Task description: Copy out the data that follows exactly, leaving out no line.

Records:
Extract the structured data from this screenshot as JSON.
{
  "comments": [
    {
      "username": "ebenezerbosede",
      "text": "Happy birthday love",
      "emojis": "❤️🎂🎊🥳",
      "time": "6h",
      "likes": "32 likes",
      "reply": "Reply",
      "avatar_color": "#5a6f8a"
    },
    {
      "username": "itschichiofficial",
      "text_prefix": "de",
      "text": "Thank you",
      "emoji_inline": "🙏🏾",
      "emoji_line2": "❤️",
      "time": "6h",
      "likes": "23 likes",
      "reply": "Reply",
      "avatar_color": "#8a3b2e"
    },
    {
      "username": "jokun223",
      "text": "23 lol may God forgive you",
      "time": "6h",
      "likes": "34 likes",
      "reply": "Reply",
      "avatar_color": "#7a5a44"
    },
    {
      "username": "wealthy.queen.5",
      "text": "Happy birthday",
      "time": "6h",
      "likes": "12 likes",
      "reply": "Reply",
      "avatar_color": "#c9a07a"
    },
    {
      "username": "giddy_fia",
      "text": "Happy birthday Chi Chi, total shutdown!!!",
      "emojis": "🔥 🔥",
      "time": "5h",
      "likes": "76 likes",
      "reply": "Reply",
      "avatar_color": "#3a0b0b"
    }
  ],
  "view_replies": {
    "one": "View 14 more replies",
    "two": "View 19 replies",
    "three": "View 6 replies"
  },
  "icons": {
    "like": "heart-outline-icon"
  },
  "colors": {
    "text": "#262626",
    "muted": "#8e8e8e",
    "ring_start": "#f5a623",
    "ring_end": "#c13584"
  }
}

Solution to this exercise:
Extract the structured data from this screenshot as JSON.
{
  "comments": [
    {
      "username": "ebenezerbosede",
      "text": "Happy birthday love",
      "emojis": "❤️🎂🎊🥳",
      "time": "6h",
      "likes": "32 likes",
      "reply": "Reply",
      "avatar_color": "#5a6f8a"
    },
    {
      "username": "itschichiofficial",
      "text_prefix": "de",
      "text": "Thank you",
      "emoji_inline": "🙏🏾",
      "emoji_line2": "❤️",
      "time": "6h",
      "likes": "23 likes",
      "reply": "Reply",
      "avatar_color": "#8a3b2e"
    },
    {
      "username": "jokun223",
      "text": "23 lol may God forgive you",
      "time": "6h",
      "likes": "34 likes",
      "reply": "Reply",
      "avatar_color": "#7a5a44"
    },
    {
      "username": "wealthy.queen.5",
      "text": "Happy birthday",
      "time": "6h",
      "likes": "12 likes",
      "reply": "Reply",
      "avatar_color": "#c9a07a"
    },
    {
      "username": "giddy_fia",
      "text": "Happy birthday Chi Chi, total shutdown!!!",
      "emojis": "🔥 🔥",
      "time": "5h",
      "likes": "76 likes",
      "reply": "Reply",
      "avatar_color": "#3a0b0b"
    }
  ],
  "view_replies": {
    "one": "View 14 more replies",
    "two": "View 19 replies",
    "three": "View 6 replies"
  },
  "icons": {
    "like": "heart-outline-icon"
  },
  "colors": {
    "text": "#262626",
    "muted": "#8e8e8e",
    "ring_start": "#f5a623",
    "ring_end": "#c13584"
  }
}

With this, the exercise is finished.